■ Prompt: Output all of the data below without changing a word, and exclude the pictures.

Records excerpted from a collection
**********

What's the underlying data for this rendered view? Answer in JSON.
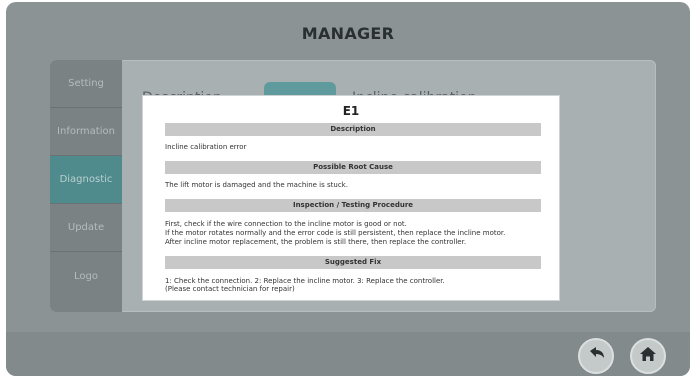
{
  "header": {
    "title": "MANAGER"
  },
  "sidebar": {
    "items": [
      {
        "label": "Setting"
      },
      {
        "label": "Information"
      },
      {
        "label": "Diagnostic"
      },
      {
        "label": "Update"
      },
      {
        "label": "Logo"
      }
    ],
    "active": "Diagnostic"
  },
  "background": {
    "text_left": "Description",
    "text_right": "Incline calibration"
  },
  "modal": {
    "title": "E1",
    "sections": [
      {
        "heading": "Description",
        "lines": [
          "Incline calibration error"
        ]
      },
      {
        "heading": "Possible Root Cause",
        "lines": [
          "The lift motor is damaged and the machine is stuck."
        ]
      },
      {
        "heading": "Inspection / Testing Procedure",
        "lines": [
          "First, check if the wire connection to the incline motor is good or not.",
          "If the motor rotates normally and the error code is still persistent, then replace the incline motor.",
          "After incline motor replacement, the problem is still there, then replace the controller."
        ]
      },
      {
        "heading": "Suggested Fix",
        "lines": [
          "1: Check the connection. 2: Replace the incline motor. 3: Replace the controller.",
          " (Please contact technician for repair)"
        ]
      }
    ]
  },
  "footer": {
    "back_icon": "back-arrow-icon",
    "home_icon": "home-icon"
  },
  "colors": {
    "screen_bg": "#8c9394",
    "active_tab": "#4f8a8c",
    "section_bar": "#c8c8c8"
  }
}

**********

■ Answer space:
What's the underlying data for this rendered view? Answer in JSON.
{
  "header": {
    "title": "MANAGER"
  },
  "sidebar": {
    "items": [
      {
        "label": "Setting"
      },
      {
        "label": "Information"
      },
      {
        "label": "Diagnostic"
      },
      {
        "label": "Update"
      },
      {
        "label": "Logo"
      }
    ],
    "active": "Diagnostic"
  },
  "background": {
    "text_left": "Description",
    "text_right": "Incline calibration"
  },
  "modal": {
    "title": "E1",
    "sections": [
      {
        "heading": "Description",
        "lines": [
          "Incline calibration error"
        ]
      },
      {
        "heading": "Possible Root Cause",
        "lines": [
          "The lift motor is damaged and the machine is stuck."
        ]
      },
      {
        "heading": "Inspection / Testing Procedure",
        "lines": [
          "First, check if the wire connection to the incline motor is good or not.",
          "If the motor rotates normally and the error code is still persistent, then replace the incline motor.",
          "After incline motor replacement, the problem is still there, then replace the controller."
        ]
      },
      {
        "heading": "Suggested Fix",
        "lines": [
          "1: Check the connection. 2: Replace the incline motor. 3: Replace the controller.",
          " (Please contact technician for repair)"
        ]
      }
    ]
  },
  "footer": {
    "back_icon": "back-arrow-icon",
    "home_icon": "home-icon"
  },
  "colors": {
    "screen_bg": "#8c9394",
    "active_tab": "#4f8a8c",
    "section_bar": "#c8c8c8"
  }
}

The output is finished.